“We know this is controversial,” Robinson said. “But we are trying to educate voters about the unintended consequences of the initiative. The amendment is written poorly. It’s OK to be pro-life and vote against it.”
The initiative 26 says a person is defined as such at the moment of fertilization. The ballot initiative, one of three, may be the most debated on the ballot. Natchezians, and a few visitors, had a lot to say about it.
Stacy Leist, a nursing student at Alcorn State University, said as a woman and a health professional, she cannot support the amendment.
“As a Christian, I am not (for abortion),” Leist said. “But voting no is the right thing for me as a woman. The law is so vague.”
Natchezian Walter Tipton, who described himself as pro-life, shared that opinion.
“I guess I have the opinion that the amendment is too restrictive,” Tipton said. “I will vote against it, even though I am pro-life.”
Fritz Lewis, who was born and raised in Natchez, said he was siding with Gov. Haley Barbour, agreeing that life begins at conception.
“It’s a life,” Lewis said. “I’m 100 percent with it.”
John Mark Taylor, a member of Highland Baptist Church, is too young to vote at 17, but was posting a sign in the church lawn in favor of Initiative 26 Saturday.
“We want people to vote yes on 26,” Taylor said. “In the Bible, it says God knew you in the womb — you’re a person, so (abortion) is wrong. I would vote yes if I could.”
Natchez resident Wink Collins described the initiative as a “sticky question.”
“My big point — it’s not about when life begins, but how you treat it after it is (living),” Collins said.
Natchezian Monica King, who said she is a Democrat, said she has not disclosed whether she will support or vote against the initiative, but it is important.
“Personhood is a passionate topic for many people,” King said. “It’s awakened so many feelings.”
On a political level a little closer to home, the race for Senate District 37 has certainly heated up.
The seat is currently held by 30-year incumbent Sen. Bob Dearing.

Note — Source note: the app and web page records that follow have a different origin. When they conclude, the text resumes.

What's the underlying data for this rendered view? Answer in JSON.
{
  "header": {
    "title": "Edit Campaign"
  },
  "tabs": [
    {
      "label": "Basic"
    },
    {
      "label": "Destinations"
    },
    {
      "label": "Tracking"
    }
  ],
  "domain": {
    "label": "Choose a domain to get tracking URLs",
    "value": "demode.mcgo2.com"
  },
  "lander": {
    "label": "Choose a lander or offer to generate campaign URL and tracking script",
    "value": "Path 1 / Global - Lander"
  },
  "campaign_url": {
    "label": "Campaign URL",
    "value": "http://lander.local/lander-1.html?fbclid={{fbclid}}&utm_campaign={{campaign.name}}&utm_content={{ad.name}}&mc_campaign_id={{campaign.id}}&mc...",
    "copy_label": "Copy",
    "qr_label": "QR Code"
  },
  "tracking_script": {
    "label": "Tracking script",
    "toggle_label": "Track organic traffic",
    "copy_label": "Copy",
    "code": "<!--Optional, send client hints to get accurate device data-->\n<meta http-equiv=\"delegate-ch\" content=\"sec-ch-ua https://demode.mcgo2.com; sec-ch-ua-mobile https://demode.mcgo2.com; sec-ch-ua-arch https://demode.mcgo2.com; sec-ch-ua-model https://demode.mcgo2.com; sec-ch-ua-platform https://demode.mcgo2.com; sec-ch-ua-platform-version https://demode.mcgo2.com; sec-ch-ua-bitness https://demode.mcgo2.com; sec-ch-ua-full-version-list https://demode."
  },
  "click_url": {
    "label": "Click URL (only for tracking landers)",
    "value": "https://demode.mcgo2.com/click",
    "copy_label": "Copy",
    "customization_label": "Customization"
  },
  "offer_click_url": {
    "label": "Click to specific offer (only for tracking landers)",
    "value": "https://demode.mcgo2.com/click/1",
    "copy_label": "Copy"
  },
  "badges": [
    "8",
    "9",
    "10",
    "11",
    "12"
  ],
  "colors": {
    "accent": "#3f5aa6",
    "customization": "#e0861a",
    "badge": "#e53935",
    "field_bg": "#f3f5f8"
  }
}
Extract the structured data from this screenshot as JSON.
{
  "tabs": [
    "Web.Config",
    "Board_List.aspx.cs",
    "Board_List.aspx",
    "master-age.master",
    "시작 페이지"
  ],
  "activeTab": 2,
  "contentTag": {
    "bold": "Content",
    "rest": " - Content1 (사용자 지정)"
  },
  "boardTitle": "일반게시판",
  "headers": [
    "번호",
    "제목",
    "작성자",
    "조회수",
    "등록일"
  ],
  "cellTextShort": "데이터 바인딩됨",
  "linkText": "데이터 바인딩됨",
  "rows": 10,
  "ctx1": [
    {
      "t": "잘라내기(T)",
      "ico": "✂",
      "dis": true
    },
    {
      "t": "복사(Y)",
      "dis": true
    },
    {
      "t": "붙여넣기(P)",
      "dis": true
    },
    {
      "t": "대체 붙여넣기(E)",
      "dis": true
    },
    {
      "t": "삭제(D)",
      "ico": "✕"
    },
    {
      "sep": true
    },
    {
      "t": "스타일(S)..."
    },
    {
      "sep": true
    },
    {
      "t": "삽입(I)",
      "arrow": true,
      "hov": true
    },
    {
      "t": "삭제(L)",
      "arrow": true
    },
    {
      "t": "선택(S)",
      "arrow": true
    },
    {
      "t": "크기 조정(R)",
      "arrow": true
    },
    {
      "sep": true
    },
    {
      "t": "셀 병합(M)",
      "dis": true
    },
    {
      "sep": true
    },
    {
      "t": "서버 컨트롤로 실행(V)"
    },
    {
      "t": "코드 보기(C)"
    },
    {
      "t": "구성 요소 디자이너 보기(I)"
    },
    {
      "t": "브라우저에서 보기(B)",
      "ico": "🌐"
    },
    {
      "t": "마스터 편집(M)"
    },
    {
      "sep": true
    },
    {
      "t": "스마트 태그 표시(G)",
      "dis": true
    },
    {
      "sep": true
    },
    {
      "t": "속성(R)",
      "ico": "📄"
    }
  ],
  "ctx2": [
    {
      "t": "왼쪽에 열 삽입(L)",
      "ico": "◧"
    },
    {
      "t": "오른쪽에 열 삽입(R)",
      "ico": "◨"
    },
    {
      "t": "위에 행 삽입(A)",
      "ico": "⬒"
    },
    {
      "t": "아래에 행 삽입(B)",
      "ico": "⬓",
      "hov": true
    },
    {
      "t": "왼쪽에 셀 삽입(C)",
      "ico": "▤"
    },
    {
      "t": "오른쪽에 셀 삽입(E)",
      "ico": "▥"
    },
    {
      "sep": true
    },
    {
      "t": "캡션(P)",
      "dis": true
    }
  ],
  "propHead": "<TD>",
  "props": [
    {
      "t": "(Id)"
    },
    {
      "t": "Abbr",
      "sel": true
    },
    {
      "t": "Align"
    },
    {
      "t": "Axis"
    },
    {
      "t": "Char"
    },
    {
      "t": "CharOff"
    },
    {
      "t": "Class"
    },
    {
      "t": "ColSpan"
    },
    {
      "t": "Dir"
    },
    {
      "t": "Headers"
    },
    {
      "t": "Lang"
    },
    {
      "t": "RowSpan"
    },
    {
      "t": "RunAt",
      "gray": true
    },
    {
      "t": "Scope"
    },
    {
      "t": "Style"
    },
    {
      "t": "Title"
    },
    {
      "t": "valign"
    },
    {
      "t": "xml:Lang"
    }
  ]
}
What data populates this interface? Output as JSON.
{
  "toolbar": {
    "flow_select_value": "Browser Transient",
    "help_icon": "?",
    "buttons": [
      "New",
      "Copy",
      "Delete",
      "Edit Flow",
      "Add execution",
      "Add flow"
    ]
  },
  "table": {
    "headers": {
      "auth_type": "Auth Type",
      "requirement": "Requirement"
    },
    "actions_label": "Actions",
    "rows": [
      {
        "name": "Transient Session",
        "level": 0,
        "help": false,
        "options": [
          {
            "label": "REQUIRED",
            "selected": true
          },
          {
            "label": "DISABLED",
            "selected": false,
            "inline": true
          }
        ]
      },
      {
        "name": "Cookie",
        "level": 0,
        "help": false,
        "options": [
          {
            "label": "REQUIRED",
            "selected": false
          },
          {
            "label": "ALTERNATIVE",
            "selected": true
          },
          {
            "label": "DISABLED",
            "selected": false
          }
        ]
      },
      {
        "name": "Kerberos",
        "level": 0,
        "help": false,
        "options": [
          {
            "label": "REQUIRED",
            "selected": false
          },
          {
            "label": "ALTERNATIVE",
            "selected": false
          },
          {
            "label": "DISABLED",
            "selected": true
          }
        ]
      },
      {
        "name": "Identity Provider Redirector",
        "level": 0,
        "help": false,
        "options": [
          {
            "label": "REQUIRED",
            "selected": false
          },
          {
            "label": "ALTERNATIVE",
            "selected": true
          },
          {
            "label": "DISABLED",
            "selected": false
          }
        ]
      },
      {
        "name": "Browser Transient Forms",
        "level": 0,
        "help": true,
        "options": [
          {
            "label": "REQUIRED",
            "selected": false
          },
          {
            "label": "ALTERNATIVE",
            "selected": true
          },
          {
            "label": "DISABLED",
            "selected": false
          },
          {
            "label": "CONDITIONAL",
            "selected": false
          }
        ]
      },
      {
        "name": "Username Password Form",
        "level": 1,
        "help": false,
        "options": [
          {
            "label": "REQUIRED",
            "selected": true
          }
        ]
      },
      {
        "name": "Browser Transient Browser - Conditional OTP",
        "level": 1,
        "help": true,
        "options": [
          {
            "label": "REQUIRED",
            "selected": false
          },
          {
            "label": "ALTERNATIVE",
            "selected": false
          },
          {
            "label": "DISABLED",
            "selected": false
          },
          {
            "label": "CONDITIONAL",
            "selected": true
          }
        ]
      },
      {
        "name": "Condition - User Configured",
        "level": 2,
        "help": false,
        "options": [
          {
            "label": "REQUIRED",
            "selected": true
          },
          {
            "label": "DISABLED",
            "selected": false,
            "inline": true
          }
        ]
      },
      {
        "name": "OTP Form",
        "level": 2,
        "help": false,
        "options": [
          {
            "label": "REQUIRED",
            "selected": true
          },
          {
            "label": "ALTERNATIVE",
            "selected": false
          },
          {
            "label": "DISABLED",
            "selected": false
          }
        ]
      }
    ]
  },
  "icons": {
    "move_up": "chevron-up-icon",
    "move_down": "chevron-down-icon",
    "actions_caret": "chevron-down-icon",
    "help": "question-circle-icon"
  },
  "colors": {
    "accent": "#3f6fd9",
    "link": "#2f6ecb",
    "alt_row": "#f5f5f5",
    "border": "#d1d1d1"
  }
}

Political newcomer Melanie Sojourner is competing for the spot. Both candidates are from Natchez, and Tipton said he liked that.
“I know these people closely,” Tipton said, without disclosing who would get his vote. “Bob Dearing has a tremendous amount of experience and seniority. But Melanie Sojourner is part of a service-minded, younger generation. This race will be interesting.”
Eric Warren, who was campaigning for District 2 supervisor candidate David Carter Saturday, said he likes Melanie Sojourner for the job.
“The senate part of this election is important. We’ve got to stop the wasteful spending. I think Melanie will do wonderfully with it,” he said.
Collins said there has been no shortage of senate campaign push cards, letters and fliers in his mailbox.
“That box is full every day,” Collins said. “I’d say there is a certain candidate, whose (mail-outs) have been 90 percent negative.”
Collins said a candidate shouldn’t resort to nastiness to get votes, and the negative campaigning is only effective at one thing — turning him off.
“If you can’t get elected on your merits, then you shouldn’t get elected on negative aspects,” Collins said.
When it comes to the race for Mississippi’s next governor, Collins said he’s voting for Phil Bryant.
“He’s had a lot of service being lieutenant governor,” Collins said. “He knows the ins and outs, and is wired up more than anyone can be.”
At home, Natchezians are talking most about the race for District 2 supervisor between incumbent Henry Watts and political newcomer, and Adams County Extension Agent David Carter.
District 5 candidates, Calvin Butler and Grady Wilson, are also on the ballot Tuesday.
Alton Cain of Natchez said the right vote is any vote.
“Everything on the ballot is important,” Cain said. “To me, the right thing is to just vote.”